All the systems work something like this: A beacon is activated by a
crash, a sinking, or manually by survivors. The beacon’s transmission
is picked up by one or more satellites. The satellite transmits the
beacon’s signal to its ground control station. The satellite’s ground
station processes the signals and forwards the data, including
approximate location, to a national authority. The national authority
forwards the data to a rescuing authority. The rescuing authority uses
its own receiving equipment to locate the beacon and makes the rescue
or recovery. Once the satellite data is in, it takes less than a minute

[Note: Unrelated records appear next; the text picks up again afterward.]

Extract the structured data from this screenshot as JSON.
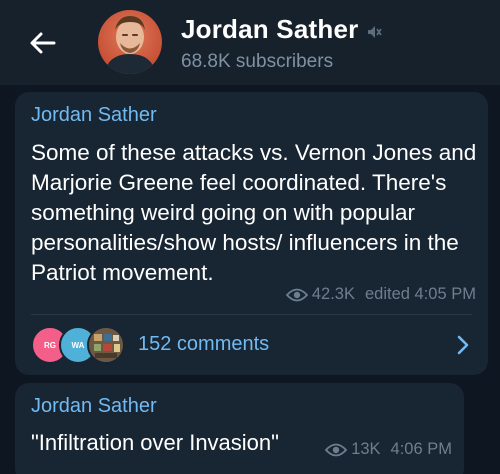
{
  "header": {
    "back_icon": "arrow-left-icon",
    "channel_name": "Jordan Sather",
    "muted_icon": "speaker-muted-icon",
    "subscribers": "68.8K subscribers"
  },
  "messages": [
    {
      "author": "Jordan Sather",
      "text": "Some of these attacks vs. Vernon Jones and Marjorie Greene feel coordinated. There's something weird going on with popular personalities/show hosts/ influencers in the Patriot movement.",
      "views": "42.3K",
      "time": "edited 4:05 PM",
      "comments": {
        "avatars": [
          "RG",
          "WA",
          ""
        ],
        "label": "152 comments"
      }
    },
    {
      "author": "Jordan Sather",
      "text": "\"Infiltration over Invasion\"",
      "views": "13K",
      "time": "4:06 PM"
    }
  ],
  "colors": {
    "background": "#0e1621",
    "header": "#17212b",
    "bubble": "#182533",
    "accent": "#71baf2",
    "muted": "#6d7f8f"
  }
}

to forward the data to any signatory nation.There are several systems in use, with beacons of varying expense,
different types of satellites and varying performance. Note that even
the oldest systems provide an immense improvement in safety, compared
to not having a beacon.<br><br><a name=“ELTs_.28aircraft.29” id="ELTs_.28aircraft.29]

I did a short video on the difference between and EPIRB, ELT and PLB, it gives a brief introduction on how they work:<span class="next]</span>EPIRB, GPIRB, ELT, PLB… What’s The Difference?